FIG. 2 shows use of the pump in feed liquid contained in a product shipper. The eductor pump is shown generally at 1. The feed liquid at 20 is contained in product shipper 19. The latter carries an inlet 21 for insertion of the eductor pump. The pump is equipped with water inlet line 17 and product outlet line 18.

In a typical operation, the product feed liquid is viscous water soluble detergent solution suitable for feeding to a dish machine or to a laundry operation. Such detergents are available commercially under trade names such as Eclipse. As noted, such liquids are difficult to pump with eductors. However, using the herein described procedure difficulties are minimized. The process is started by turning the water drive on two or three times for a couple of seconds each. This has the effect of mixing product liquid with water in the venturi section of the pump, (between jet 10 and throat 12), thereby reducing the viscosity of the liquid to a point where the pump can handle it in the forthcoming drive cycle. Following start-up, the water drive is turned on for about 30 seconds. This has the effect of pumping product liquid from the container and out to a suitable wash tank or other solution reservoir. The drive is then turned off. Following this drive cycle water in the system falls back down through tube 6, down to the venturi area and out into the product liquid, through inlet 9. There the dilute water-liquid solution mixes further with the product liquid, reducing the viscosity thereof in the immediate area of the pump. This makes it easy for the pump to handle the next intake on the next drive cycle. In a preferred embodiment a drive cycle of about 30 seconds is followed by a rest cycle of about 3 seconds, which then is followed by the next drive cycle, and so on. Overall the drive cycle should be about 90-95% of the total of drive cycle plus rest cycle.

The pressure at the water feed inlet 4 suitably varies between 10 and 100 psi. The volume of product liquid that may be pumped depends on the water pressure and also the dimensions of the orifice or jet 10. The orifice 10 is removable so that orifices of other sizes can be inserted to change the volume of water flow. Obviously change in water flow also changes the volume of product liquid pumped up through inlet 9. Orifice 10 can be changed to allow the volume of water to range from 0.25 gpm to 2 gpm at 30 psi. The water inlet line 17/4 can be any length or any size; however, a one-quarter inch I.D. line is preferred.

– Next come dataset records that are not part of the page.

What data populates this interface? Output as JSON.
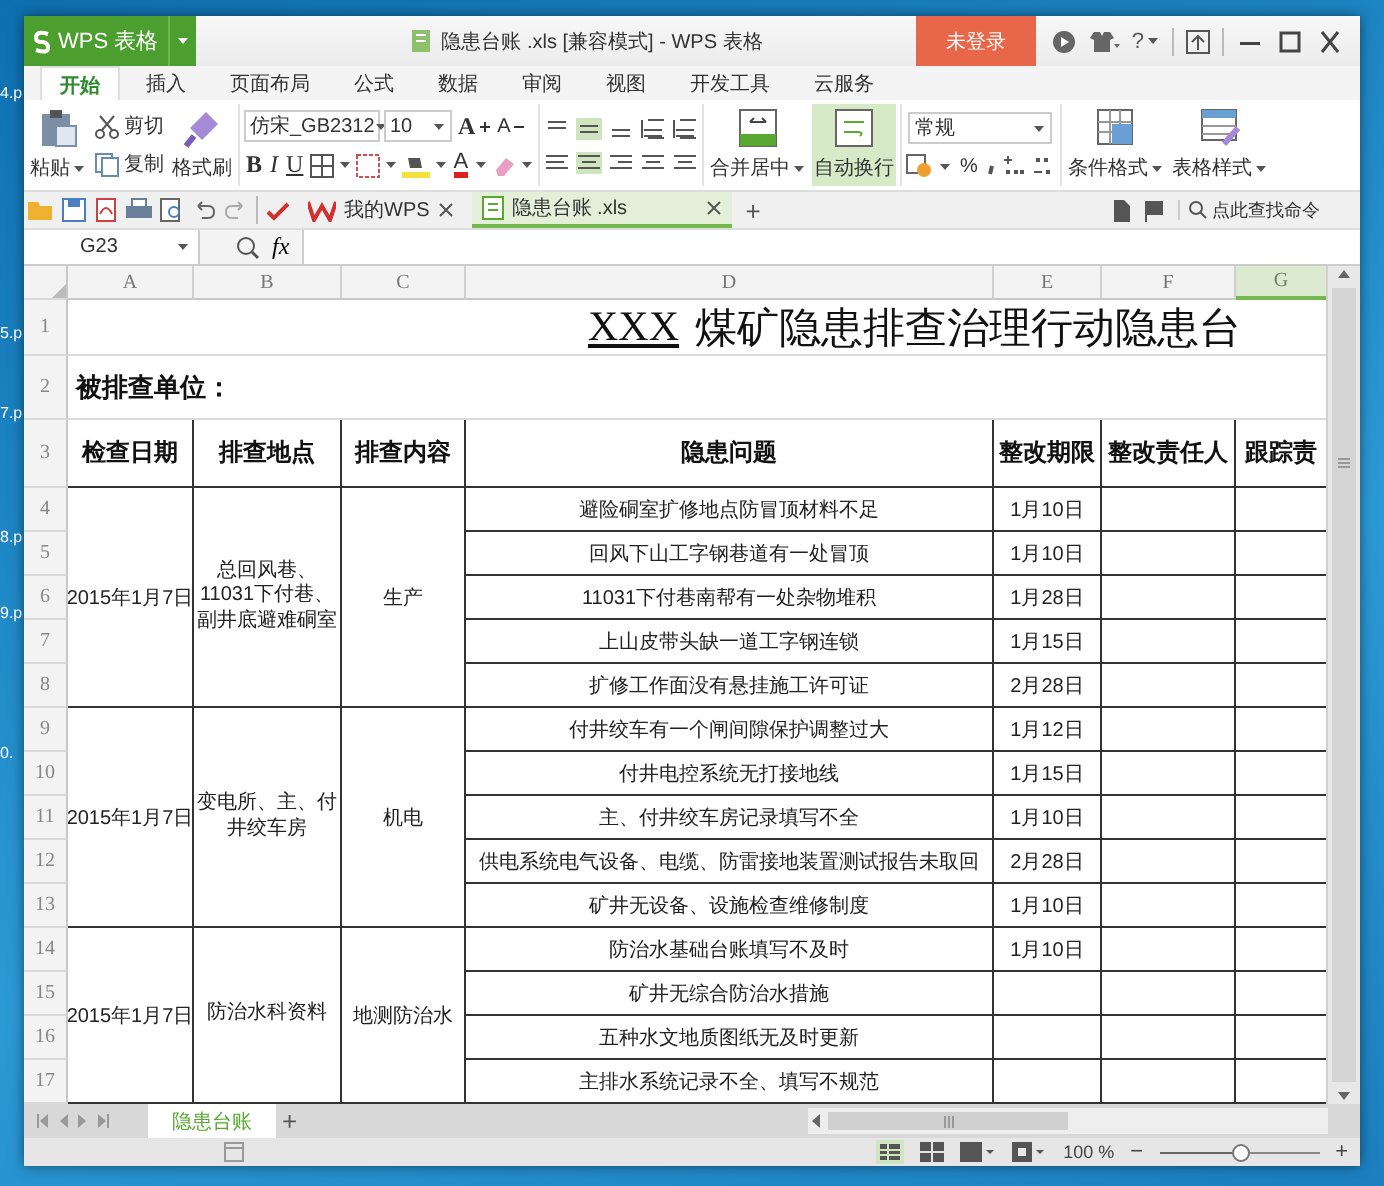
{
  "desktop": {
    "icon_labels": [
      "4.p",
      "5.p",
      "7.p",
      "8.p",
      "9.p",
      "0."
    ]
  },
  "app": {
    "name": "WPS 表格"
  },
  "window": {
    "title": "隐患台账 .xls [兼容模式] - WPS 表格",
    "login": "未登录",
    "help": "?"
  },
  "ribbon_tabs": [
    {
      "label": "开始",
      "selected": true
    },
    {
      "label": "插入",
      "selected": false
    },
    {
      "label": "页面布局",
      "selected": false
    },
    {
      "label": "公式",
      "selected": false
    },
    {
      "label": "数据",
      "selected": false
    },
    {
      "label": "审阅",
      "selected": false
    },
    {
      "label": "视图",
      "selected": false
    },
    {
      "label": "开发工具",
      "selected": false
    },
    {
      "label": "云服务",
      "selected": false
    }
  ],
  "ribbon": {
    "paste": "粘贴",
    "cut": "剪切",
    "copy": "复制",
    "format_painter": "格式刷",
    "font": "仿宋_GB2312",
    "size": "10",
    "grow": "A",
    "shrink": "A",
    "bold": "B",
    "italic": "I",
    "underline": "U",
    "font_color": "A",
    "merge": "合并居中",
    "wrap": {
      "label": "自动换行",
      "on": true
    },
    "number_format": "常规",
    "percent": "%",
    "conditional": "条件格式",
    "table_style": "表格样式"
  },
  "doc_tabs": [
    {
      "label": "我的WPS",
      "kind": "home",
      "selected": false
    },
    {
      "label": "隐患台账 .xls",
      "kind": "sheet",
      "selected": true
    }
  ],
  "new_tab": "+",
  "command_search": {
    "placeholder": "点此查找命令"
  },
  "formula_bar": {
    "name_box": "G23",
    "fx": "fx"
  },
  "columns": [
    {
      "label": "A",
      "selected": false
    },
    {
      "label": "B",
      "selected": false
    },
    {
      "label": "C",
      "selected": false
    },
    {
      "label": "D",
      "selected": false
    },
    {
      "label": "E",
      "selected": false
    },
    {
      "label": "F",
      "selected": false
    },
    {
      "label": "G",
      "selected": true
    }
  ],
  "row_numbers": [
    "1",
    "2",
    "3",
    "4",
    "5",
    "6",
    "7",
    "8",
    "9",
    "10",
    "11",
    "12",
    "13",
    "14",
    "15",
    "16",
    "17"
  ],
  "sheet": {
    "title_blank": "XXX",
    "title": "煤矿隐患排查治理行动隐患台",
    "unit_label": "被排查单位：",
    "headers": [
      "检查日期",
      "排查地点",
      "排查内容",
      "隐患问题",
      "整改期限",
      "整改责任人",
      "跟踪责"
    ],
    "groups": [
      {
        "date": "2015年1月7日",
        "location": [
          "总回风巷、",
          "11031下付巷、",
          "副井底避难硐室"
        ],
        "content": "生产",
        "items": [
          {
            "issue": "避险硐室扩修地点防冒顶材料不足",
            "deadline": "1月10日"
          },
          {
            "issue": "回风下山工字钢巷道有一处冒顶",
            "deadline": "1月10日"
          },
          {
            "issue": "11031下付巷南帮有一处杂物堆积",
            "deadline": "1月28日"
          },
          {
            "issue": "上山皮带头缺一道工字钢连锁",
            "deadline": "1月15日"
          },
          {
            "issue": "扩修工作面没有悬挂施工许可证",
            "deadline": "2月28日"
          }
        ]
      },
      {
        "date": "2015年1月7日",
        "location": [
          "变电所、主、付",
          "井绞车房"
        ],
        "content": "机电",
        "items": [
          {
            "issue": "付井绞车有一个闸间隙保护调整过大",
            "deadline": "1月12日"
          },
          {
            "issue": "付井电控系统无打接地线",
            "deadline": "1月15日"
          },
          {
            "issue": "主、付井绞车房记录填写不全",
            "deadline": "1月10日"
          },
          {
            "issue": "供电系统电气设备、电缆、防雷接地装置测试报告未取回",
            "deadline": "2月28日"
          },
          {
            "issue": "矿井无设备、设施检查维修制度",
            "deadline": "1月10日"
          }
        ]
      },
      {
        "date": "2015年1月7日",
        "location": [
          "防治水科资料"
        ],
        "content": "地测防治水",
        "items": [
          {
            "issue": "防治水基础台账填写不及时",
            "deadline": "1月10日"
          },
          {
            "issue": "矿井无综合防治水措施"
          },
          {
            "issue": "五种水文地质图纸无及时更新"
          },
          {
            "issue": "主排水系统记录不全、填写不规范"
          }
        ]
      }
    ]
  },
  "sheet_tabs": [
    {
      "label": "隐患台账",
      "selected": true
    }
  ],
  "add_sheet": "+",
  "zoom": {
    "label": "100 %",
    "minus": "−",
    "plus": "+",
    "level": 0.5
  }
}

1. The method of pumping a viscous water soluble feed liquid with an eductor pump, said pump having

(a) a venturi element;
(b) an inlet for drive liquid, said inlet feeding to the jet of the venturi element;
(c) an inlet for feed liquid, said inlet feeding to the area beyond the said jet;
(d) an outlet tube fed by the venturi element;
(1) driving water through the venturi element of the eductor pump on a drive cycle thereby dissolving water soluble liquid in the venturi element and forming a water solution thereof, which solution is driven up the outlet tube and out of the pump;
(2) stopping the drive cycle, whereupon water solution in the outlet tube sinks back down into the feed inlet, where it dilutes the viscous feed liquid in the area of the inlet; thereby initiating a rest cycle;
(3) alternately repeating Steps (1) and (2), the time of the drive cycle in (1) being about 90-95% of the total of drive cycle plus rest cycle.

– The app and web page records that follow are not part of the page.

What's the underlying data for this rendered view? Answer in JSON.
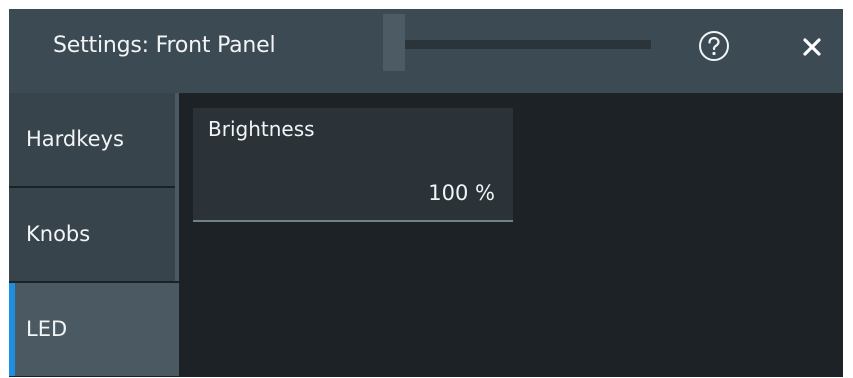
{
  "dialog": {
    "title": "Settings: Front Panel"
  },
  "icons": {
    "help": "help-icon",
    "close": "close-icon"
  },
  "nav": {
    "items": [
      {
        "label": "Hardkeys",
        "active": false
      },
      {
        "label": "Knobs",
        "active": false
      },
      {
        "label": "LED",
        "active": true
      }
    ]
  },
  "content": {
    "brightness": {
      "label": "Brightness",
      "value": "100 %"
    }
  },
  "colors": {
    "accent": "#1e8fe0",
    "background": "#1c2226",
    "titlebar": "#3c4a54",
    "text": "#f2f4f5"
  }
}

2. Method according to claim 1 in which the drive cycle is about 30 seconds and the rest cycle is about 3 seconds.

3. Method according to claim 1 in which the feed liquid has a viscosity of about 1,000-15,000 cps.

4. Method according to claim 3 in which the feed liquid is a dish machine detergent.

Referenced Cited
U.S. Patent Documents
1643025 September 1927 Meggenhofen
1801520 April 1931 McMahon
2881781 April 1959 Tavernese et al.
3327727 June 1967 Anastasia
Patent History
Patent number: 4298018
Type: Grant
Filed: Jul 29, 1980
Date of Patent: Nov 3, 1981
Assignee: Chemed Corporation (Cincinnati, OH)
Inventor: William J. Haggard (Cincinnati, OH)
Primary Examiner: Alan Cohan
Attorney: Charles L. Harness
Application Number: 6/173,400